GIVEN DATA START

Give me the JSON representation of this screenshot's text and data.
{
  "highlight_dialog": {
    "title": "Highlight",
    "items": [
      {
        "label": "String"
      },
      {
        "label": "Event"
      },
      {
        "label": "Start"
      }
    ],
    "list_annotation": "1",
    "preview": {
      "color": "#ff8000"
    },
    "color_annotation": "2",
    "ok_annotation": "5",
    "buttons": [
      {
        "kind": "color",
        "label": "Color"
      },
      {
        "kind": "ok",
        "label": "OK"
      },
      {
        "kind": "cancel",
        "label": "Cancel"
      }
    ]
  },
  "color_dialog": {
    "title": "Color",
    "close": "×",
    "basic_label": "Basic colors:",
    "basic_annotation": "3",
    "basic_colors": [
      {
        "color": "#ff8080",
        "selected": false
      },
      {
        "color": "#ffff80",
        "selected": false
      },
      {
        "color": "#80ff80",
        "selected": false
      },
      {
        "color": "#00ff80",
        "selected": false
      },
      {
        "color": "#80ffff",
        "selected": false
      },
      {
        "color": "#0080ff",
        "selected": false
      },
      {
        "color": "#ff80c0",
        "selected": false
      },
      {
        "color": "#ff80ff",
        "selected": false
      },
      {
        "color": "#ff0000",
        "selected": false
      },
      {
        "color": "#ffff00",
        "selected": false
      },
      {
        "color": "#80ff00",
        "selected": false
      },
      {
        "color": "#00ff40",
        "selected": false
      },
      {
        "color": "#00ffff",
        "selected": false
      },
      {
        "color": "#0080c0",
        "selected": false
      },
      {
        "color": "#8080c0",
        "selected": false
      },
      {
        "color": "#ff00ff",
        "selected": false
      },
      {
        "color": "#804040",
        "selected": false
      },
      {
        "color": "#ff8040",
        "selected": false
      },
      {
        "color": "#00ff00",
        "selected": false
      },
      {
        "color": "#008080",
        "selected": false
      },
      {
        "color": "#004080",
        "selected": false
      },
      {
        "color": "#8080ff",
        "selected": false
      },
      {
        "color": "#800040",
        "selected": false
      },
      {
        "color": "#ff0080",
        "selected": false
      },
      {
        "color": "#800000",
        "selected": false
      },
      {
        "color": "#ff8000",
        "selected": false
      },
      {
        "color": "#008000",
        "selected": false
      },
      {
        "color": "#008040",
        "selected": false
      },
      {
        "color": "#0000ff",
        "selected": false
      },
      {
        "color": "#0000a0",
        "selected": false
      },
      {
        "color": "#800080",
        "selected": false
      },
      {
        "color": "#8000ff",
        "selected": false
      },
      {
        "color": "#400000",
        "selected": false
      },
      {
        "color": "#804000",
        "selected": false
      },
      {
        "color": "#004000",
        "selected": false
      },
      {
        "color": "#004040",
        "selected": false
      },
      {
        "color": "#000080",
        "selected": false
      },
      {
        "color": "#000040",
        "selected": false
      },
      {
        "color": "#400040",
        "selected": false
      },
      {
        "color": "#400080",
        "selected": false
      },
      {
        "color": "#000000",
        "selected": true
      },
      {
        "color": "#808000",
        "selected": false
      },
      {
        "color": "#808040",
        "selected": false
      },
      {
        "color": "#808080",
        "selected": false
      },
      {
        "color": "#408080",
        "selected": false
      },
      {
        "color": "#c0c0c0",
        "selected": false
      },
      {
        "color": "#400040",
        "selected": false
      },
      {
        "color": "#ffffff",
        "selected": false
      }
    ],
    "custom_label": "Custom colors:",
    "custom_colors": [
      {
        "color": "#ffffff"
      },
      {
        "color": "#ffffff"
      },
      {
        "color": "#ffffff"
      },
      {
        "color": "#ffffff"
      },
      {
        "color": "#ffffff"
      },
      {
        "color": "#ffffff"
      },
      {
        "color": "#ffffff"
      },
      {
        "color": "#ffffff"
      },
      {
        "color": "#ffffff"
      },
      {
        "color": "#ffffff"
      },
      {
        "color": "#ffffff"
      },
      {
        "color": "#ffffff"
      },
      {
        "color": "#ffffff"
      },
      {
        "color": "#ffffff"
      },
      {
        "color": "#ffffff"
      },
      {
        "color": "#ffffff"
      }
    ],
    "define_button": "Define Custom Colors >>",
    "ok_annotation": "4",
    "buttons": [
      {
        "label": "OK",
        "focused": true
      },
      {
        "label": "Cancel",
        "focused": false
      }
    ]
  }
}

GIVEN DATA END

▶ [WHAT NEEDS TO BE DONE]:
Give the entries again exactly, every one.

▶ [OUTPUT OF THE TASK]:
Give me the JSON representation of this screenshot's text and data.
{
  "highlight_dialog": {
    "title": "Highlight",
    "items": [
      {
        "label": "String"
      },
      {
        "label": "Event"
      },
      {
        "label": "Start"
      }
    ],
    "list_annotation": "1",
    "preview": {
      "color": "#ff8000"
    },
    "color_annotation": "2",
    "ok_annotation": "5",
    "buttons": [
      {
        "kind": "color",
        "label": "Color"
      },
      {
        "kind": "ok",
        "label": "OK"
      },
      {
        "kind": "cancel",
        "label": "Cancel"
      }
    ]
  },
  "color_dialog": {
    "title": "Color",
    "close": "×",
    "basic_label": "Basic colors:",
    "basic_annotation": "3",
    "basic_colors": [
      {
        "color": "#ff8080",
        "selected": false
      },
      {
        "color": "#ffff80",
        "selected": false
      },
      {
        "color": "#80ff80",
        "selected": false
      },
      {
        "color": "#00ff80",
        "selected": false
      },
      {
        "color": "#80ffff",
        "selected": false
      },
      {
        "color": "#0080ff",
        "selected": false
      },
      {
        "color": "#ff80c0",
        "selected": false
      },
      {
        "color": "#ff80ff",
        "selected": false
      },
      {
        "color": "#ff0000",
        "selected": false
      },
      {
        "color": "#ffff00",
        "selected": false
      },
      {
        "color": "#80ff00",
        "selected": false
      },
      {
        "color": "#00ff40",
        "selected": false
      },
      {
        "color": "#00ffff",
        "selected": false
      },
      {
        "color": "#0080c0",
        "selected": false
      },
      {
        "color": "#8080c0",
        "selected": false
      },
      {
        "color": "#ff00ff",
        "selected": false
      },
      {
        "color": "#804040",
        "selected": false
      },
      {
        "color": "#ff8040",
        "selected": false
      },
      {
        "color": "#00ff00",
        "selected": false
      },
      {
        "color": "#008080",
        "selected": false
      },
      {
        "color": "#004080",
        "selected": false
      },
      {
        "color": "#8080ff",
        "selected": false
      },
      {
        "color": "#800040",
        "selected": false
      },
      {
        "color": "#ff0080",
        "selected": false
      },
      {
        "color": "#800000",
        "selected": false
      },
      {
        "color": "#ff8000",
        "selected": false
      },
      {
        "color": "#008000",
        "selected": false
      },
      {
        "color": "#008040",
        "selected": false
      },
      {
        "color": "#0000ff",
        "selected": false
      },
      {
        "color": "#0000a0",
        "selected": false
      },
      {
        "color": "#800080",
        "selected": false
      },
      {
        "color": "#8000ff",
        "selected": false
      },
      {
        "color": "#400000",
        "selected": false
      },
      {
        "color": "#804000",
        "selected": false
      },
      {
        "color": "#004000",
        "selected": false
      },
      {
        "color": "#004040",
        "selected": false
      },
      {
        "color": "#000080",
        "selected": false
      },
      {
        "color": "#000040",
        "selected": false
      },
      {
        "color": "#400040",
        "selected": false
      },
      {
        "color": "#400080",
        "selected": false
      },
      {
        "color": "#000000",
        "selected": true
      },
      {
        "color": "#808000",
        "selected": false
      },
      {
        "color": "#808040",
        "selected": false
      },
      {
        "color": "#808080",
        "selected": false
      },
      {
        "color": "#408080",
        "selected": false
      },
      {
        "color": "#c0c0c0",
        "selected": false
      },
      {
        "color": "#400040",
        "selected": false
      },
      {
        "color": "#ffffff",
        "selected": false
      }
    ],
    "custom_label": "Custom colors:",
    "custom_colors": [
      {
        "color": "#ffffff"
      },
      {
        "color": "#ffffff"
      },
      {
        "color": "#ffffff"
      },
      {
        "color": "#ffffff"
      },
      {
        "color": "#ffffff"
      },
      {
        "color": "#ffffff"
      },
      {
        "color": "#ffffff"
      },
      {
        "color": "#ffffff"
      },
      {
        "color": "#ffffff"
      },
      {
        "color": "#ffffff"
      },
      {
        "color": "#ffffff"
      },
      {
        "color": "#ffffff"
      },
      {
        "color": "#ffffff"
      },
      {
        "color": "#ffffff"
      },
      {
        "color": "#ffffff"
      },
      {
        "color": "#ffffff"
      }
    ],
    "define_button": "Define Custom Colors >>",
    "ok_annotation": "4",
    "buttons": [
      {
        "label": "OK",
        "focused": true
      },
      {
        "label": "Cancel",
        "focused": false
      }
    ]
  }
}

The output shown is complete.